 How did your relationship with the delegates evolve over the years?  

It went from cautiousness to trust. I remember specifically one delegate who came to see me regularly. He was not Arab but still spoke Arabic. It felt good to talk to him. Sometimes we talked for a long time. He was a respectful man and, with time, my trust in him grew stronger. I had heard of the ICRC before being in Guantanamo but had not really known it very well. Being incarcerated and seeing the ICRC first-hand enabled me to know it better and to interact with its delegates.

 Has your perception of the ICRC changed? How was the ICRC perceived by other detainees?  

I never had a negative perception of the ICRC. It was more a matter of trust that was slowly but surely advancing in the positive direction. I personally could never forget the ICRC and I am grateful for ever. However, I now know that we sometimes expect great things of the ICRC, and these expectatio ns are not always met.

Some detainees for instance did not think very highly of the ICRC. Some of them even refused to meet with delegates because they viewed them as being linked to the Americans. The red cross emblem was taken by some detainees to indicate that the ICRC is a Christian organization – although it is not. Some of us simply scratched off the emblem and replaced it with a drawing, but others declined to send messages to their families through the ICRC, just because of this emblem.

 But the ICRC goes to considerable effort to bring a minimum of humanity to places of detention and to ensure that the dignity of detainees is respected…  

Some improvements needed to be made and sometimes the ICRC was not able to offer us much. But their mere presence was important for me and for many others. Their presence made us feel less forgotten and abandoned. Sometimes we had improvements in the conditions of detention and sometimes not.

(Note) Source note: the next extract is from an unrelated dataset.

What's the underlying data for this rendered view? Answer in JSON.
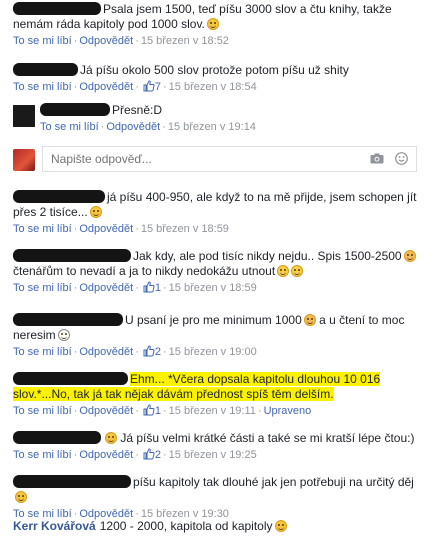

The impact was limited but important nonetheless.

The opinions expressed by the interviewee are his alone and do not always necessarily represent those of the ICRC.